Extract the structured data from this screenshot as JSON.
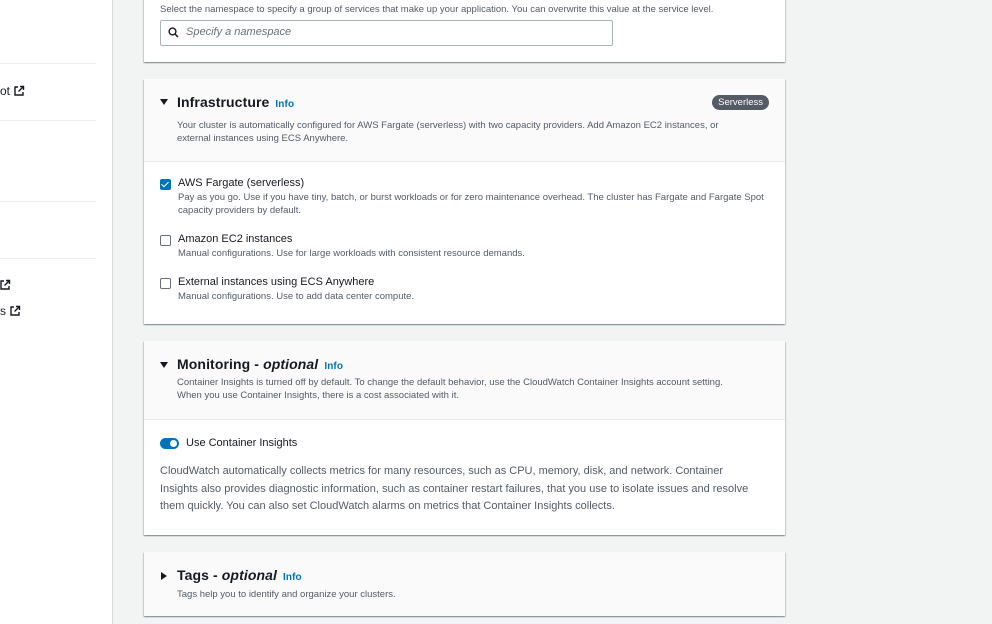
{
  "sidebar": {
    "links": [
      {
        "label": "ot"
      },
      {
        "label": ""
      },
      {
        "label": "s"
      }
    ]
  },
  "namespace": {
    "description": "Select the namespace to specify a group of services that make up your application. You can overwrite this value at the service level.",
    "placeholder": "Specify a namespace"
  },
  "infrastructure": {
    "title": "Infrastructure",
    "info": "Info",
    "badge": "Serverless",
    "description": "Your cluster is automatically configured for AWS Fargate (serverless) with two capacity providers. Add Amazon EC2 instances, or external instances using ECS Anywhere.",
    "options": [
      {
        "label": "AWS Fargate (serverless)",
        "checked": true,
        "description": "Pay as you go. Use if you have tiny, batch, or burst workloads or for zero maintenance overhead. The cluster has Fargate and Fargate Spot capacity providers by default."
      },
      {
        "label": "Amazon EC2 instances",
        "checked": false,
        "description": "Manual configurations. Use for large workloads with consistent resource demands."
      },
      {
        "label": "External instances using ECS Anywhere",
        "checked": false,
        "description": "Manual configurations. Use to add data center compute."
      }
    ]
  },
  "monitoring": {
    "title": "Monitoring - ",
    "optional": "optional",
    "info": "Info",
    "description": "Container Insights is turned off by default. To change the default behavior, use the CloudWatch Container Insights account setting. When you use Container Insights, there is a cost associated with it.",
    "toggle_label": "Use Container Insights",
    "toggle_on": true,
    "body": "CloudWatch automatically collects metrics for many resources, such as CPU, memory, disk, and network. Container Insights also provides diagnostic information, such as container restart failures, that you use to isolate issues and resolve them quickly. You can also set CloudWatch alarms on metrics that Container Insights collects."
  },
  "tags": {
    "title": "Tags - ",
    "optional": "optional",
    "info": "Info",
    "description": "Tags help you to identify and organize your clusters."
  },
  "colors": {
    "accent": "#0073bb",
    "badge": "#545b64"
  }
}
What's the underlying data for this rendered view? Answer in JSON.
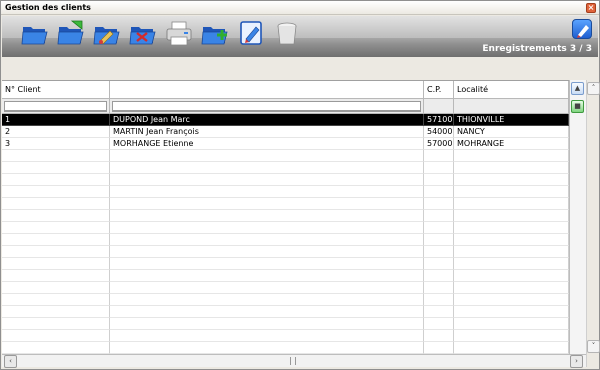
{
  "window": {
    "title": "Gestion des clients"
  },
  "toolbar": {
    "records_label": "Enregistrements 3 / 3",
    "buttons": [
      {
        "icon": "folder-open-icon"
      },
      {
        "icon": "folder-new-icon"
      },
      {
        "icon": "folder-edit-icon"
      },
      {
        "icon": "folder-delete-icon"
      },
      {
        "icon": "printer-icon"
      },
      {
        "icon": "folder-add-icon"
      },
      {
        "icon": "document-edit-icon"
      },
      {
        "icon": "trash-icon"
      }
    ]
  },
  "grid": {
    "columns": [
      "N° Client",
      "",
      "C.P.",
      "Localité"
    ],
    "rows": [
      {
        "num": "1",
        "name": "DUPOND Jean Marc",
        "cp": "57100",
        "city": "THIONVILLE",
        "selected": true
      },
      {
        "num": "2",
        "name": "MARTIN Jean François",
        "cp": "54000",
        "city": "NANCY",
        "selected": false
      },
      {
        "num": "3",
        "name": "MORHANGE Etienne",
        "cp": "57000",
        "city": "MOHRANGE",
        "selected": false
      }
    ]
  },
  "colors": {
    "selection": "#000000",
    "toolbar_dark": "#6f6f6f",
    "folder_blue": "#2f6fd6"
  }
}
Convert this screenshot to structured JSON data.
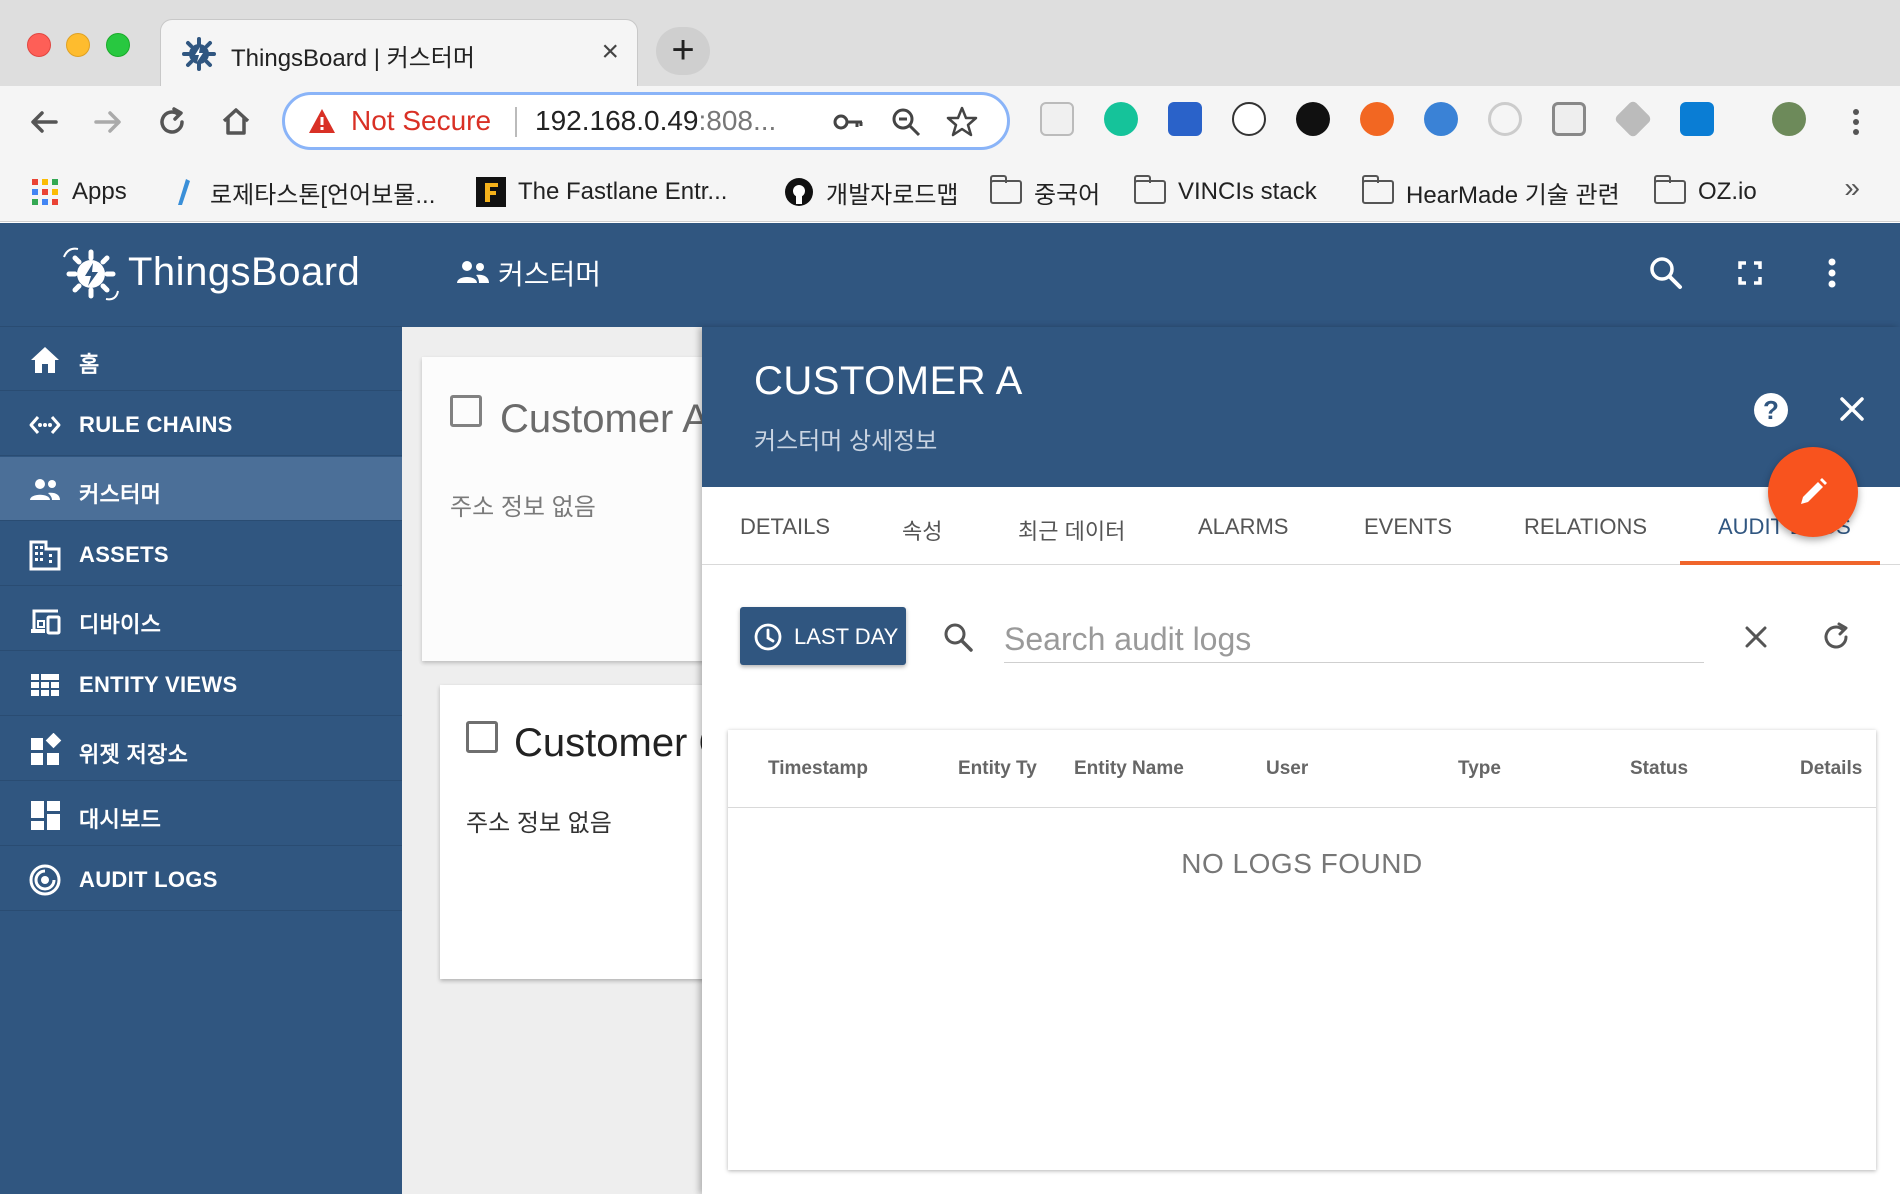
{
  "browser": {
    "tab_title": "ThingsBoard | 커스터머",
    "tab_close": "×",
    "new_tab": "+",
    "security_label": "Not Secure",
    "url_host": "192.168.0.49",
    "url_rest": ":808...",
    "extensions": [
      "pocket-icon",
      "grammarly-icon",
      "bookmark-icon",
      "json-viewer-icon",
      "clock-icon",
      "lifesaver-icon",
      "globe-icon",
      "g-icon",
      "window-icon",
      "tag-icon",
      "trello-icon",
      "avatar"
    ]
  },
  "bookmarks": [
    {
      "label": "Apps",
      "icon": "apps-grid-icon"
    },
    {
      "label": "로제타스톤[언어보물...",
      "icon": "rosetta-icon"
    },
    {
      "label": "The Fastlane Entr...",
      "icon": "fastlane-icon"
    },
    {
      "label": "개발자로드맵",
      "icon": "github-icon"
    },
    {
      "label": "중국어",
      "icon": "folder-icon"
    },
    {
      "label": "VINCIs stack",
      "icon": "folder-icon"
    },
    {
      "label": "HearMade 기술 관련",
      "icon": "folder-icon"
    },
    {
      "label": "OZ.io",
      "icon": "folder-icon"
    }
  ],
  "bookmarks_more": "»",
  "app": {
    "brand": "ThingsBoard",
    "page_title": "커스터머",
    "colors": {
      "primary": "#305680",
      "accent": "#f8531e",
      "active": "#4b6f98"
    }
  },
  "sidebar": {
    "items": [
      {
        "label": "홈",
        "icon": "home-icon"
      },
      {
        "label": "RULE CHAINS",
        "icon": "rule-chains-icon"
      },
      {
        "label": "커스터머",
        "icon": "customers-icon",
        "active": true
      },
      {
        "label": "ASSETS",
        "icon": "assets-icon"
      },
      {
        "label": "디바이스",
        "icon": "devices-icon"
      },
      {
        "label": "ENTITY VIEWS",
        "icon": "entity-views-icon"
      },
      {
        "label": "위젯 저장소",
        "icon": "widgets-icon"
      },
      {
        "label": "대시보드",
        "icon": "dashboards-icon"
      },
      {
        "label": "AUDIT LOGS",
        "icon": "audit-logs-icon"
      }
    ]
  },
  "cards": [
    {
      "name": "Customer A",
      "address": "주소 정보 없음"
    },
    {
      "name": "Customer C",
      "address": "주소 정보 없음"
    }
  ],
  "detail": {
    "title": "CUSTOMER A",
    "subtitle": "커스터머 상세정보",
    "help": "?",
    "tabs": [
      "DETAILS",
      "속성",
      "최근 데이터",
      "ALARMS",
      "EVENTS",
      "RELATIONS",
      "AUDIT LOGS"
    ],
    "active_tab": "AUDIT LOGS",
    "time_button": "LAST DAY",
    "search_placeholder": "Search audit logs",
    "columns": [
      "Timestamp",
      "Entity Type",
      "Entity Name",
      "User",
      "Type",
      "Status",
      "Details"
    ],
    "empty_message": "NO LOGS FOUND"
  }
}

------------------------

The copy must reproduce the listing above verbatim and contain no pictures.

Extract the structured data from this screenshot as JSON.
{
  "sidebar": {
    "links": [
      {
        "label": "ot"
      },
      {
        "label": ""
      },
      {
        "label": "s"
      }
    ]
  },
  "namespace": {
    "description": "Select the namespace to specify a group of services that make up your application. You can overwrite this value at the service level.",
    "placeholder": "Specify a namespace"
  },
  "infrastructure": {
    "title": "Infrastructure",
    "info": "Info",
    "badge": "Serverless",
    "description": "Your cluster is automatically configured for AWS Fargate (serverless) with two capacity providers. Add Amazon EC2 instances, or external instances using ECS Anywhere.",
    "options": [
      {
        "label": "AWS Fargate (serverless)",
        "checked": true,
        "description": "Pay as you go. Use if you have tiny, batch, or burst workloads or for zero maintenance overhead. The cluster has Fargate and Fargate Spot capacity providers by default."
      },
      {
        "label": "Amazon EC2 instances",
        "checked": false,
        "description": "Manual configurations. Use for large workloads with consistent resource demands."
      },
      {
        "label": "External instances using ECS Anywhere",
        "checked": false,
        "description": "Manual configurations. Use to add data center compute."
      }
    ]
  },
  "monitoring": {
    "title": "Monitoring - ",
    "optional": "optional",
    "info": "Info",
    "description": "Container Insights is turned off by default. To change the default behavior, use the CloudWatch Container Insights account setting. When you use Container Insights, there is a cost associated with it.",
    "toggle_label": "Use Container Insights",
    "toggle_on": true,
    "body": "CloudWatch automatically collects metrics for many resources, such as CPU, memory, disk, and network. Container Insights also provides diagnostic information, such as container restart failures, that you use to isolate issues and resolve them quickly. You can also set CloudWatch alarms on metrics that Container Insights collects."
  },
  "tags": {
    "title": "Tags - ",
    "optional": "optional",
    "info": "Info",
    "description": "Tags help you to identify and organize your clusters."
  },
  "colors": {
    "accent": "#0073bb",
    "badge": "#545b64"
  }
}
What's the underlying data for this rendered view? Answer in JSON.
{
  "window": {
    "title": "Gestion des clients"
  },
  "toolbar": {
    "records_label": "Enregistrements 3 / 3",
    "buttons": [
      {
        "icon": "folder-open-icon"
      },
      {
        "icon": "folder-new-icon"
      },
      {
        "icon": "folder-edit-icon"
      },
      {
        "icon": "folder-delete-icon"
      },
      {
        "icon": "printer-icon"
      },
      {
        "icon": "folder-add-icon"
      },
      {
        "icon": "document-edit-icon"
      },
      {
        "icon": "trash-icon"
      }
    ]
  },
  "grid": {
    "columns": [
      "N° Client",
      "",
      "C.P.",
      "Localité"
    ],
    "rows": [
      {
        "num": "1",
        "name": "DUPOND Jean Marc",
        "cp": "57100",
        "city": "THIONVILLE",
        "selected": true
      },
      {
        "num": "2",
        "name": "MARTIN Jean François",
        "cp": "54000",
        "city": "NANCY",
        "selected": false
      },
      {
        "num": "3",
        "name": "MORHANGE Etienne",
        "cp": "57000",
        "city": "MOHRANGE",
        "selected": false
      }
    ]
  },
  "colors": {
    "selection": "#000000",
    "toolbar_dark": "#6f6f6f",
    "folder_blue": "#2f6fd6"
  }
}
Convert this screenshot to structured JSON data.
{
  "browser": {
    "tab_title": "ThingsBoard | 커스터머",
    "tab_close": "×",
    "new_tab": "+",
    "security_label": "Not Secure",
    "url_host": "192.168.0.49",
    "url_rest": ":808...",
    "extensions": [
      "pocket-icon",
      "grammarly-icon",
      "bookmark-icon",
      "json-viewer-icon",
      "clock-icon",
      "lifesaver-icon",
      "globe-icon",
      "g-icon",
      "window-icon",
      "tag-icon",
      "trello-icon",
      "avatar"
    ]
  },
  "bookmarks": [
    {
      "label": "Apps",
      "icon": "apps-grid-icon"
    },
    {
      "label": "로제타스톤[언어보물...",
      "icon": "rosetta-icon"
    },
    {
      "label": "The Fastlane Entr...",
      "icon": "fastlane-icon"
    },
    {
      "label": "개발자로드맵",
      "icon": "github-icon"
    },
    {
      "label": "중국어",
      "icon": "folder-icon"
    },
    {
      "label": "VINCIs stack",
      "icon": "folder-icon"
    },
    {
      "label": "HearMade 기술 관련",
      "icon": "folder-icon"
    },
    {
      "label": "OZ.io",
      "icon": "folder-icon"
    }
  ],
  "bookmarks_more": "»",
  "app": {
    "brand": "ThingsBoard",
    "page_title": "커스터머",
    "colors": {
      "primary": "#305680",
      "accent": "#f8531e",
      "active": "#4b6f98"
    }
  },
  "sidebar": {
    "items": [
      {
        "label": "홈",
        "icon": "home-icon"
      },
      {
        "label": "RULE CHAINS",
        "icon": "rule-chains-icon"
      },
      {
        "label": "커스터머",
        "icon": "customers-icon",
        "active": true
      },
      {
        "label": "ASSETS",
        "icon": "assets-icon"
      },
      {
        "label": "디바이스",
        "icon": "devices-icon"
      },
      {
        "label": "ENTITY VIEWS",
        "icon": "entity-views-icon"
      },
      {
        "label": "위젯 저장소",
        "icon": "widgets-icon"
      },
      {
        "label": "대시보드",
        "icon": "dashboards-icon"
      },
      {
        "label": "AUDIT LOGS",
        "icon": "audit-logs-icon"
      }
    ]
  },
  "cards": [
    {
      "name": "Customer A",
      "address": "주소 정보 없음"
    },
    {
      "name": "Customer C",
      "address": "주소 정보 없음"
    }
  ],
  "detail": {
    "title": "CUSTOMER A",
    "subtitle": "커스터머 상세정보",
    "help": "?",
    "tabs": [
      "DETAILS",
      "속성",
      "최근 데이터",
      "ALARMS",
      "EVENTS",
      "RELATIONS",
      "AUDIT LOGS"
    ],
    "active_tab": "AUDIT LOGS",
    "time_button": "LAST DAY",
    "search_placeholder": "Search audit logs",
    "columns": [
      "Timestamp",
      "Entity Type",
      "Entity Name",
      "User",
      "Type",
      "Status",
      "Details"
    ],
    "empty_message": "NO LOGS FOUND"
  }
}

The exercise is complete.